◆ Task requirements ◆
Without changing anything, output the records below.

◆ Information ◆
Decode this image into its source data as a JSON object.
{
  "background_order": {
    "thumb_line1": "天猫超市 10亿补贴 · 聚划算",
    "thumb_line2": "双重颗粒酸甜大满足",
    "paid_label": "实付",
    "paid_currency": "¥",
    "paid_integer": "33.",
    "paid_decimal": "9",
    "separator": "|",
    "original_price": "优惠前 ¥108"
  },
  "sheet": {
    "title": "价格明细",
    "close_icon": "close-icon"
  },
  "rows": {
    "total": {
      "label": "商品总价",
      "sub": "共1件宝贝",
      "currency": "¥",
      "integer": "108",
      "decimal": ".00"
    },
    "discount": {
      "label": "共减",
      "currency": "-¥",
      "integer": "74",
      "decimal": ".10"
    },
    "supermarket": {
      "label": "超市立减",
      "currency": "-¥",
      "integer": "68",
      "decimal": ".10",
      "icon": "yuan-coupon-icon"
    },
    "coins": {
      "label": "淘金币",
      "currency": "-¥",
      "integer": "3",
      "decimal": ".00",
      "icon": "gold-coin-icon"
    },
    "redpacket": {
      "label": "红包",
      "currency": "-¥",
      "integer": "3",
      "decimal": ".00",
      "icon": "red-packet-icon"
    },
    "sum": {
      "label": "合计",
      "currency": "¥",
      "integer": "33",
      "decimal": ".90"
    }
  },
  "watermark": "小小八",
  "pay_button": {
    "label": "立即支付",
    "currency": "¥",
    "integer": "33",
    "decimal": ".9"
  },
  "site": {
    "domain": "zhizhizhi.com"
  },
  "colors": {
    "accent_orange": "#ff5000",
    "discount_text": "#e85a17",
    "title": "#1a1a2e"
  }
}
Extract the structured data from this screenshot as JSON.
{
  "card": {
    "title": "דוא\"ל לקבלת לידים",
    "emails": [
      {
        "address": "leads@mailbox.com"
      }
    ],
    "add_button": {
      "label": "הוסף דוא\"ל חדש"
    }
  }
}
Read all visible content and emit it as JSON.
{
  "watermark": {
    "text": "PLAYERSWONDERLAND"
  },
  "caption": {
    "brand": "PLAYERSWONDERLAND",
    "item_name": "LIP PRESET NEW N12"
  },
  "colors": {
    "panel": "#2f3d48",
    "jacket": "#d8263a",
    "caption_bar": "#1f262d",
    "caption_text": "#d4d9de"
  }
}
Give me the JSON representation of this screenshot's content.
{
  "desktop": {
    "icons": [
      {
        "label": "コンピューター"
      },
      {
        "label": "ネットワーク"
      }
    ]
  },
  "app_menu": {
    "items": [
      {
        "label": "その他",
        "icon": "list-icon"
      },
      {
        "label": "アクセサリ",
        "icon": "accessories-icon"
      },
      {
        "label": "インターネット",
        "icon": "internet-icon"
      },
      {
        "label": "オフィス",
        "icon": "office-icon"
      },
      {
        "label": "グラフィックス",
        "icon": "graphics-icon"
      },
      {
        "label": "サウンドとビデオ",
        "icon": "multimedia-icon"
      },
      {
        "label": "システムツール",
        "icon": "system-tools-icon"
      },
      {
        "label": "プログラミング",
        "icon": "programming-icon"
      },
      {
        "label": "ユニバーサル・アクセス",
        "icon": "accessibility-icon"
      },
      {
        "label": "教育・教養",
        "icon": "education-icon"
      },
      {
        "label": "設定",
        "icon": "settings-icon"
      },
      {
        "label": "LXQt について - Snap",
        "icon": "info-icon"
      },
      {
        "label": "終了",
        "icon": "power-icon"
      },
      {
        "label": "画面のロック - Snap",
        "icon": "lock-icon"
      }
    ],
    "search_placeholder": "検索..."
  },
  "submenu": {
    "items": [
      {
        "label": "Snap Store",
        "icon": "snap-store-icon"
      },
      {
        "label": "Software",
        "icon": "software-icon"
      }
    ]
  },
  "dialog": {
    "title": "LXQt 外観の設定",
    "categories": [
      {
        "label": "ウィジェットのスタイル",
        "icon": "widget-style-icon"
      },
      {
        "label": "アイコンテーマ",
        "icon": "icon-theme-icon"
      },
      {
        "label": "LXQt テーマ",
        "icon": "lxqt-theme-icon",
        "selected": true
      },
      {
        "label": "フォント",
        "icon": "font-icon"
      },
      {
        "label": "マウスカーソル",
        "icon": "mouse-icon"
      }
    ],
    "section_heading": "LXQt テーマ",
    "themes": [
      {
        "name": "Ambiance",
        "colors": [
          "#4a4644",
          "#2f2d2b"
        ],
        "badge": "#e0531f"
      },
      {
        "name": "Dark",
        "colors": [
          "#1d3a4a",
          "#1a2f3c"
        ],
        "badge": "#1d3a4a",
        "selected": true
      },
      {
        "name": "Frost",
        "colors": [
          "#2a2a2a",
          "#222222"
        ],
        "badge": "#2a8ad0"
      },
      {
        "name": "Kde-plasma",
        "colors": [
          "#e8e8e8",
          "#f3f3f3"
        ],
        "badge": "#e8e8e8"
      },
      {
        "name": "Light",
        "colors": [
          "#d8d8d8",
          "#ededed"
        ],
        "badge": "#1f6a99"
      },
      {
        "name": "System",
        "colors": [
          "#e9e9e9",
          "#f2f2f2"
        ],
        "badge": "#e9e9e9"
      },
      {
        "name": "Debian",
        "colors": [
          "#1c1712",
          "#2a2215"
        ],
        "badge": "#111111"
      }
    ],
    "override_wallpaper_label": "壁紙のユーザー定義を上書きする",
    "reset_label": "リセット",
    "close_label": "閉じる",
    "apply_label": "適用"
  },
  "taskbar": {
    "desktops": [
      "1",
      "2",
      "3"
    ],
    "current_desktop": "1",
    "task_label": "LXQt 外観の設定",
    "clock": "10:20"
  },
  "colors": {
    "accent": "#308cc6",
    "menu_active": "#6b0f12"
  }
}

◆ Reply ◆
Decode this image into its source data as a JSON object.
{
  "background_order": {
    "thumb_line1": "天猫超市 10亿补贴 · 聚划算",
    "thumb_line2": "双重颗粒酸甜大满足",
    "paid_label": "实付",
    "paid_currency": "¥",
    "paid_integer": "33.",
    "paid_decimal": "9",
    "separator": "|",
    "original_price": "优惠前 ¥108"
  },
  "sheet": {
    "title": "价格明细",
    "close_icon": "close-icon"
  },
  "rows": {
    "total": {
      "label": "商品总价",
      "sub": "共1件宝贝",
      "currency": "¥",
      "integer": "108",
      "decimal": ".00"
    },
    "discount": {
      "label": "共减",
      "currency": "-¥",
      "integer": "74",
      "decimal": ".10"
    },
    "supermarket": {
      "label": "超市立减",
      "currency": "-¥",
      "integer": "68",
      "decimal": ".10",
      "icon": "yuan-coupon-icon"
    },
    "coins": {
      "label": "淘金币",
      "currency": "-¥",
      "integer": "3",
      "decimal": ".00",
      "icon": "gold-coin-icon"
    },
    "redpacket": {
      "label": "红包",
      "currency": "-¥",
      "integer": "3",
      "decimal": ".00",
      "icon": "red-packet-icon"
    },
    "sum": {
      "label": "合计",
      "currency": "¥",
      "integer": "33",
      "decimal": ".90"
    }
  },
  "watermark": "小小八",
  "pay_button": {
    "label": "立即支付",
    "currency": "¥",
    "integer": "33",
    "decimal": ".9"
  },
  "site": {
    "domain": "zhizhizhi.com"
  },
  "colors": {
    "accent_orange": "#ff5000",
    "discount_text": "#e85a17",
    "title": "#1a1a2e"
  }
}
Extract the structured data from this screenshot as JSON.
{
  "card": {
    "title": "דוא\"ל לקבלת לידים",
    "emails": [
      {
        "address": "leads@mailbox.com"
      }
    ],
    "add_button": {
      "label": "הוסף דוא\"ל חדש"
    }
  }
}
Read all visible content and emit it as JSON.
{
  "watermark": {
    "text": "PLAYERSWONDERLAND"
  },
  "caption": {
    "brand": "PLAYERSWONDERLAND",
    "item_name": "LIP PRESET NEW N12"
  },
  "colors": {
    "panel": "#2f3d48",
    "jacket": "#d8263a",
    "caption_bar": "#1f262d",
    "caption_text": "#d4d9de"
  }
}
Give me the JSON representation of this screenshot's content.
{
  "desktop": {
    "icons": [
      {
        "label": "コンピューター"
      },
      {
        "label": "ネットワーク"
      }
    ]
  },
  "app_menu": {
    "items": [
      {
        "label": "その他",
        "icon": "list-icon"
      },
      {
        "label": "アクセサリ",
        "icon": "accessories-icon"
      },
      {
        "label": "インターネット",
        "icon": "internet-icon"
      },
      {
        "label": "オフィス",
        "icon": "office-icon"
      },
      {
        "label": "グラフィックス",
        "icon": "graphics-icon"
      },
      {
        "label": "サウンドとビデオ",
        "icon": "multimedia-icon"
      },
      {
        "label": "システムツール",
        "icon": "system-tools-icon"
      },
      {
        "label": "プログラミング",
        "icon": "programming-icon"
      },
      {
        "label": "ユニバーサル・アクセス",
        "icon": "accessibility-icon"
      },
      {
        "label": "教育・教養",
        "icon": "education-icon"
      },
      {
        "label": "設定",
        "icon": "settings-icon"
      },
      {
        "label": "LXQt について - Snap",
        "icon": "info-icon"
      },
      {
        "label": "終了",
        "icon": "power-icon"
      },
      {
        "label": "画面のロック - Snap",
        "icon": "lock-icon"
      }
    ],
    "search_placeholder": "検索..."
  },
  "submenu": {
    "items": [
      {
        "label": "Snap Store",
        "icon": "snap-store-icon"
      },
      {
        "label": "Software",
        "icon": "software-icon"
      }
    ]
  },
  "dialog": {
    "title": "LXQt 外観の設定",
    "categories": [
      {
        "label": "ウィジェットのスタイル",
        "icon": "widget-style-icon"
      },
      {
        "label": "アイコンテーマ",
        "icon": "icon-theme-icon"
      },
      {
        "label": "LXQt テーマ",
        "icon": "lxqt-theme-icon",
        "selected": true
      },
      {
        "label": "フォント",
        "icon": "font-icon"
      },
      {
        "label": "マウスカーソル",
        "icon": "mouse-icon"
      }
    ],
    "section_heading": "LXQt テーマ",
    "themes": [
      {
        "name": "Ambiance",
        "colors": [
          "#4a4644",
          "#2f2d2b"
        ],
        "badge": "#e0531f"
      },
      {
        "name": "Dark",
        "colors": [
          "#1d3a4a",
          "#1a2f3c"
        ],
        "badge": "#1d3a4a",
        "selected": true
      },
      {
        "name": "Frost",
        "colors": [
          "#2a2a2a",
          "#222222"
        ],
        "badge": "#2a8ad0"
      },
      {
        "name": "Kde-plasma",
        "colors": [
          "#e8e8e8",
          "#f3f3f3"
        ],
        "badge": "#e8e8e8"
      },
      {
        "name": "Light",
        "colors": [
          "#d8d8d8",
          "#ededed"
        ],
        "badge": "#1f6a99"
      },
      {
        "name": "System",
        "colors": [
          "#e9e9e9",
          "#f2f2f2"
        ],
        "badge": "#e9e9e9"
      },
      {
        "name": "Debian",
        "colors": [
          "#1c1712",
          "#2a2215"
        ],
        "badge": "#111111"
      }
    ],
    "override_wallpaper_label": "壁紙のユーザー定義を上書きする",
    "reset_label": "リセット",
    "close_label": "閉じる",
    "apply_label": "適用"
  },
  "taskbar": {
    "desktops": [
      "1",
      "2",
      "3"
    ],
    "current_desktop": "1",
    "task_label": "LXQt 外観の設定",
    "clock": "10:20"
  },
  "colors": {
    "accent": "#308cc6",
    "menu_active": "#6b0f12"
  }
}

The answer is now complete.